Instead, we have what many will believe is the really important result of December -- who got the most social media engagement from their Christmas tv ad this December.
The martech business, 4C Insights, has been weighing up the evidence, and we have a winner. Spoiler alert -- it's not John Lewis. Instead, we have a relative newcomer to Christmas kudos.
In the top spot we have Tesco and its "Back To The Future" campaign, in which a van driver goes back through history delivering the supermarket's food and drink to street urchins and famous people throughout the ages.
The research figures are in and social engagement, in the five minutes after the supermarket's ad has run, shoots up by an average of 146%. Rival supermarket Morrison's and its "food porn" ad has also been shooting up engagement by a huge score of 137%.
The two have bragging rights this year over John Lewis, the retail brand most closely associated with Christmas advertising.
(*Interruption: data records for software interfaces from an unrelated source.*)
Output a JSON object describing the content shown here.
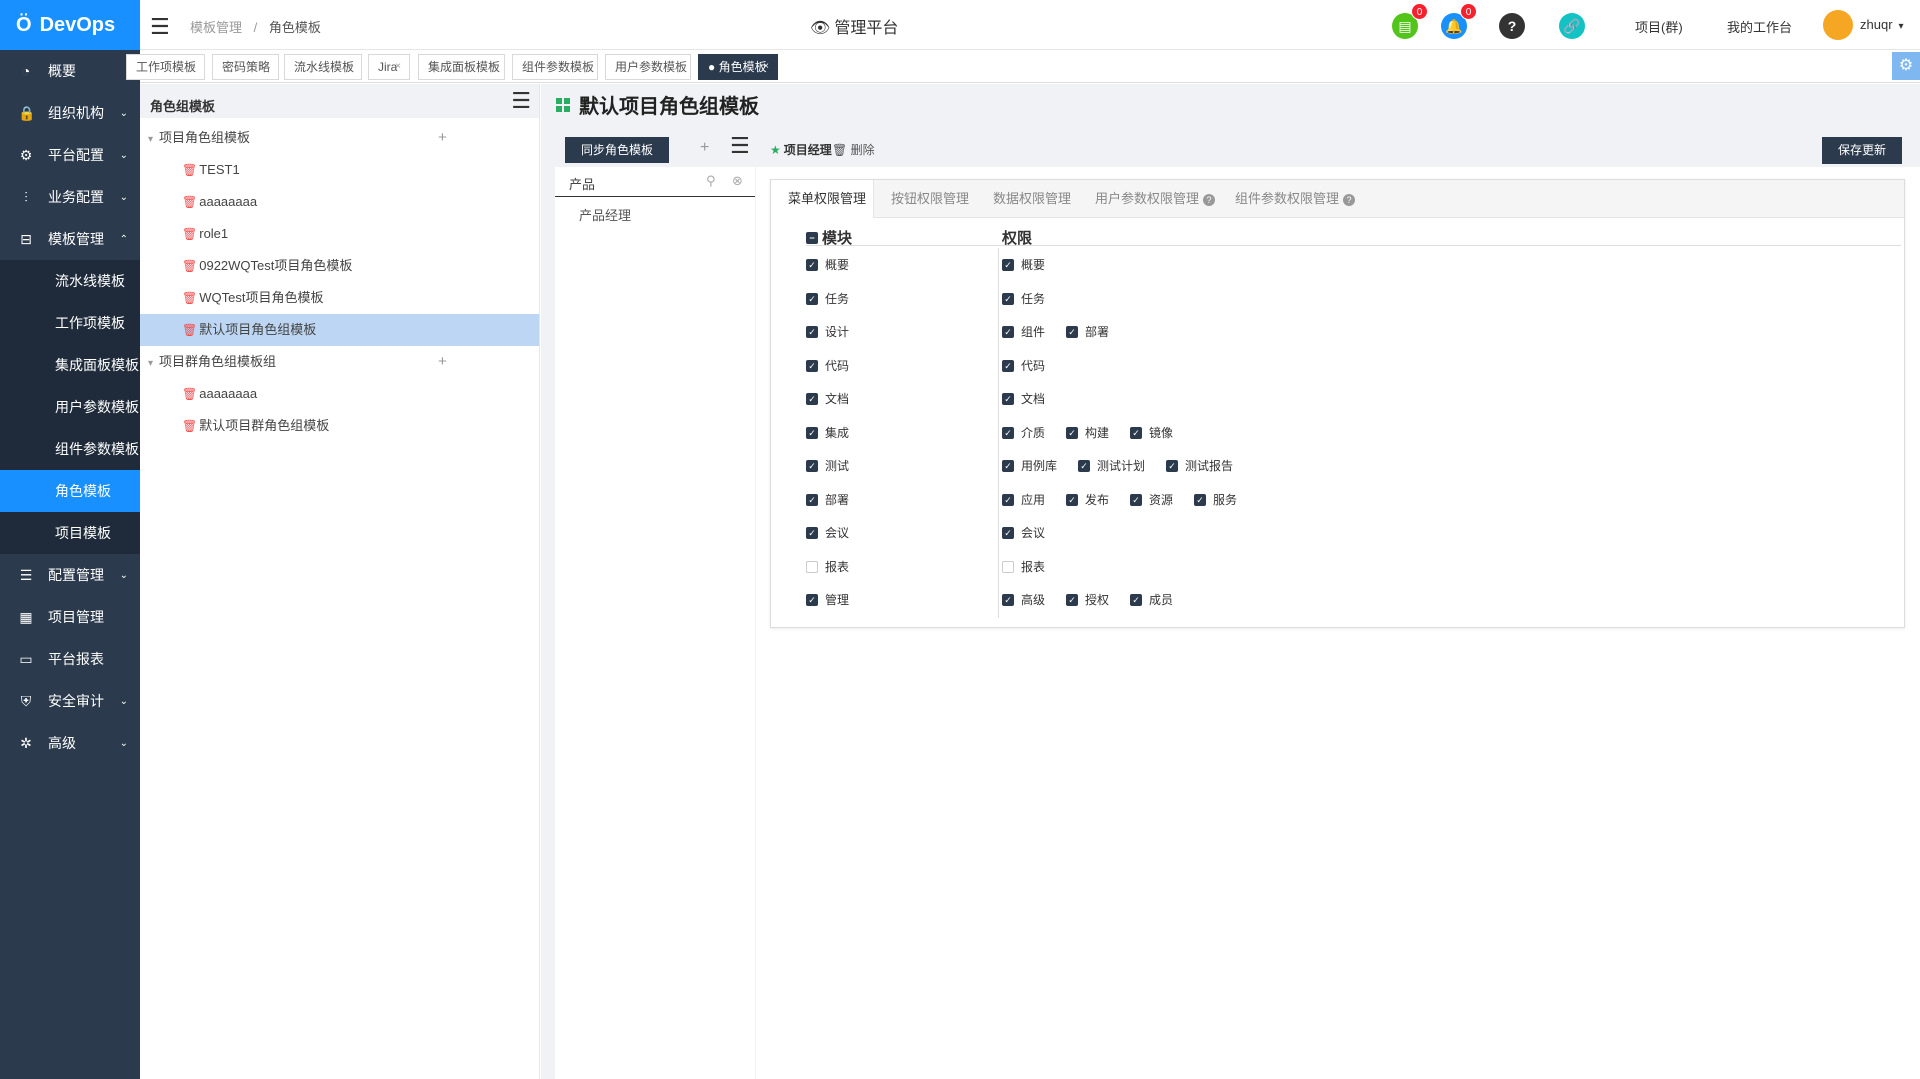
{
  "app": {
    "logo_text": "DevOps",
    "brand_color": "#1890ff",
    "sidebar_color": "#2b3a4d"
  },
  "sidebar": {
    "items": [
      {
        "label": "概要",
        "icon": "dashboard-icon",
        "caret": ""
      },
      {
        "label": "组织机构",
        "icon": "lock-icon",
        "caret": "⌄"
      },
      {
        "label": "平台配置",
        "icon": "gear-icon",
        "caret": "⌄"
      },
      {
        "label": "业务配置",
        "icon": "sliders-icon",
        "caret": "⌄"
      },
      {
        "label": "模板管理",
        "icon": "template-icon",
        "caret": "⌃"
      },
      {
        "label": "流水线模板",
        "sub": true
      },
      {
        "label": "工作项模板",
        "sub": true
      },
      {
        "label": "集成面板模板",
        "sub": true
      },
      {
        "label": "用户参数模板",
        "sub": true
      },
      {
        "label": "组件参数模板",
        "sub": true
      },
      {
        "label": "角色模板",
        "sub": true,
        "active": true
      },
      {
        "label": "项目模板",
        "sub": true
      },
      {
        "label": "配置管理",
        "icon": "database-icon",
        "caret": "⌄"
      },
      {
        "label": "项目管理",
        "icon": "grid-icon",
        "caret": ""
      },
      {
        "label": "平台报表",
        "icon": "monitor-icon",
        "caret": ""
      },
      {
        "label": "安全审计",
        "icon": "shield-icon",
        "caret": "⌄"
      },
      {
        "label": "高级",
        "icon": "advanced-icon",
        "caret": "⌄"
      }
    ]
  },
  "topbar": {
    "breadcrumb": {
      "parent": "模板管理",
      "sep": "/",
      "current": "角色模板"
    },
    "center_title": "管理平台",
    "task_badge": "0",
    "notify_badge": "0",
    "project_group": "项目(群)",
    "my_workspace": "我的工作台",
    "username": "zhuqr"
  },
  "tabs": [
    {
      "label": "工作项模板"
    },
    {
      "label": "密码策略"
    },
    {
      "label": "流水线模板"
    },
    {
      "label": "Jira"
    },
    {
      "label": "集成面板模板"
    },
    {
      "label": "组件参数模板"
    },
    {
      "label": "用户参数模板"
    },
    {
      "label": "● 角色模板",
      "active": true
    }
  ],
  "tree": {
    "title": "角色组模板",
    "groups": [
      {
        "label": "项目角色组模板",
        "children": [
          "TEST1",
          "aaaaaaaa",
          "role1",
          "0922WQTest项目角色模板",
          "WQTest项目角色模板",
          "默认项目角色组模板"
        ]
      },
      {
        "label": "项目群角色组模板组",
        "children": [
          "aaaaaaaa",
          "默认项目群角色组模板"
        ]
      }
    ],
    "selected": "默认项目角色组模板"
  },
  "main": {
    "title": "默认项目角色组模板",
    "sync_button": "同步角色模板",
    "search_value": "产品",
    "roles": [
      "产品经理"
    ],
    "selected_role": "项目经理",
    "delete_label": "删除",
    "save_button": "保存更新",
    "subtabs": [
      {
        "label": "菜单权限管理",
        "active": true,
        "help": false
      },
      {
        "label": "按钮权限管理",
        "help": false
      },
      {
        "label": "数据权限管理",
        "help": false
      },
      {
        "label": "用户参数权限管理",
        "help": true
      },
      {
        "label": "组件参数权限管理",
        "help": true
      }
    ],
    "module_header": "模块",
    "permission_header": "权限",
    "rows": [
      {
        "module": "概要",
        "checked": true,
        "perms": [
          {
            "label": "概要",
            "checked": true
          }
        ]
      },
      {
        "module": "任务",
        "checked": true,
        "perms": [
          {
            "label": "任务",
            "checked": true
          }
        ]
      },
      {
        "module": "设计",
        "checked": true,
        "perms": [
          {
            "label": "组件",
            "checked": true
          },
          {
            "label": "部署",
            "checked": true
          }
        ]
      },
      {
        "module": "代码",
        "checked": true,
        "perms": [
          {
            "label": "代码",
            "checked": true
          }
        ]
      },
      {
        "module": "文档",
        "checked": true,
        "perms": [
          {
            "label": "文档",
            "checked": true
          }
        ]
      },
      {
        "module": "集成",
        "checked": true,
        "perms": [
          {
            "label": "介质",
            "checked": true
          },
          {
            "label": "构建",
            "checked": true
          },
          {
            "label": "镜像",
            "checked": true
          }
        ]
      },
      {
        "module": "测试",
        "checked": true,
        "perms": [
          {
            "label": "用例库",
            "checked": true
          },
          {
            "label": "测试计划",
            "checked": true
          },
          {
            "label": "测试报告",
            "checked": true
          }
        ]
      },
      {
        "module": "部署",
        "checked": true,
        "perms": [
          {
            "label": "应用",
            "checked": true
          },
          {
            "label": "发布",
            "checked": true
          },
          {
            "label": "资源",
            "checked": true
          },
          {
            "label": "服务",
            "checked": true
          }
        ]
      },
      {
        "module": "会议",
        "checked": true,
        "perms": [
          {
            "label": "会议",
            "checked": true
          }
        ]
      },
      {
        "module": "报表",
        "checked": false,
        "perms": [
          {
            "label": "报表",
            "checked": false
          }
        ]
      },
      {
        "module": "管理",
        "checked": true,
        "perms": [
          {
            "label": "高级",
            "checked": true
          },
          {
            "label": "授权",
            "checked": true
          },
          {
            "label": "成员",
            "checked": true
          }
        ]
      }
    ]
  }
}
Its dragon-inspired ad is obviously proving popular, however, with a social media uplift of 122% putting it in third place.
The researchers are summing up the top ten this year as dong well by tapping into nostalgia. Whether it's the time travel of Tesco, a dragon fairy tale for John Lewis or Iceland tapping into the popular of "Frozen 2," the biggest hitters this year are making us all think of time gone by, whether that is Dickensian London or the first time we realise that "Let It Go" would be an earworm for life.
The research has also looked at positive uplift, and not just engagement on its own, and the winner here is Lidl with its usual poking fun at the prices charged by rival supermarkets for what is claims are very similar products. After its spots, positive sentiment raised 78%. Morrison's was just behind on this metric, with 74% positive uplift and Coca-Cola's "Holidays Are Coming" is in third with a 73% rise in positive sentiment.
I don't think it's a stretch, then, to say that it's the Christmas where food and drink have caught the imagination, particularly when combined with a dash of nostalgia.
Maybe there is an element that food and drink can get us all talking because we all need to buy food and drink at Christmas but a particular toy or gadget won't be on everyone's list so may not form a part of our social conversations.
There could also be an element that at a time of great uncertainty we are craving comfort food and to be reminded of the past.
It definitely seems that tales of the past and feeding family and friends have come out on top this year. It seems a world away from last year when we were all talking about Iceland and its banned Orangutan video.
Clearly, this festive season is more about the Christmas past and present than activism which, presumably, people can express in political discussion when not planning what to buy for their big spread on the main day.